— Work order —
Check each line of the material below for "File", then copy the ones that contain it.

— Extracted information —
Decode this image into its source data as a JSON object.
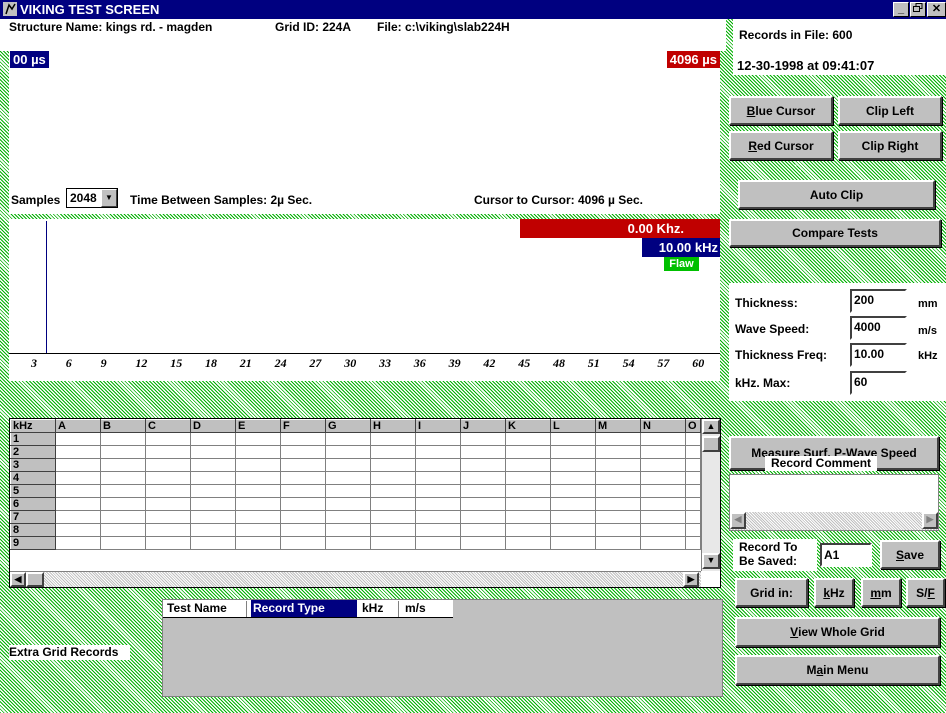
{
  "window": {
    "title": "VIKING TEST SCREEN",
    "controls": [
      "_",
      "B",
      "X"
    ]
  },
  "header": {
    "structure_name": "Structure Name: kings rd. - magden",
    "grid_id": "Grid ID: 224A",
    "file": "File: c:\\viking\\slab224H"
  },
  "waveform": {
    "start_label": "00 µs",
    "end_label": "4096 µs",
    "samples_label": "Samples",
    "samples_value": "2048",
    "time_between": "Time Between Samples: 2µ Sec.",
    "cursor_to_cursor": "Cursor to Cursor: 4096 µ Sec."
  },
  "spectrum": {
    "red_label": "0.00 Khz.",
    "blue_label": "10.00 kHz",
    "flaw_label": "Flaw",
    "ticks": [
      "3",
      "6",
      "9",
      "12",
      "15",
      "18",
      "21",
      "24",
      "27",
      "30",
      "33",
      "36",
      "39",
      "42",
      "45",
      "48",
      "51",
      "54",
      "57",
      "60"
    ]
  },
  "grid": {
    "corner": "kHz",
    "columns": [
      "A",
      "B",
      "C",
      "D",
      "E",
      "F",
      "G",
      "H",
      "I",
      "J",
      "K",
      "L",
      "M",
      "N",
      "O"
    ],
    "rows": [
      "1",
      "2",
      "3",
      "4",
      "5",
      "6",
      "7",
      "8",
      "9"
    ]
  },
  "extra": {
    "label": "Extra Grid Records",
    "columns": [
      "Test Name",
      "Record Type",
      "kHz",
      "m/s"
    ]
  },
  "right": {
    "records_in_file": "Records in File:  600",
    "datetime": "12-30-1998 at 09:41:07",
    "blue_cursor_pre": "B",
    "blue_cursor_post": "lue Cursor",
    "clip_left": "Clip Left",
    "red_cursor_pre": "R",
    "red_cursor_post": "ed Cursor",
    "clip_right": "Clip Right",
    "auto_clip": "Auto Clip",
    "compare_tests": "Compare Tests",
    "thickness_label": "Thickness:",
    "thickness_value": "200",
    "thickness_unit": "mm",
    "wave_speed_label": "Wave Speed:",
    "wave_speed_value": "4000",
    "wave_speed_unit": "m/s",
    "thickness_freq_label": "Thickness Freq:",
    "thickness_freq_value": "10.00",
    "thickness_freq_unit": "kHz",
    "khz_max_label": "kHz. Max:",
    "khz_max_value": "60",
    "measure_pre": "Measure Surf. P-",
    "measure_key": "W",
    "measure_post": "ave Speed",
    "record_comment_label": "Record Comment",
    "record_to_be_saved_1": "Record To",
    "record_to_be_saved_2": "Be Saved:",
    "record_value": "A1",
    "save_key": "S",
    "save_post": "ave",
    "grid_in": "Grid in:",
    "khz_key": "k",
    "khz_post": "Hz",
    "mm_key": "m",
    "mm_post": "m",
    "sf_pre": "S/",
    "sf_key": "F",
    "view_key": "V",
    "view_post": "iew Whole Grid",
    "main_pre": "M",
    "main_key": "a",
    "main_post": "in Menu"
  },
  "colors": {
    "titlebar": "#000080",
    "red_marker": "#c00000",
    "blue_marker": "#000080",
    "flaw": "#00c000",
    "background_hatch": "#00b000"
  }
}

— Output —
    "file": "File: c:\\viking\\slab224H"
    "records_in_file": "Records in File:  600",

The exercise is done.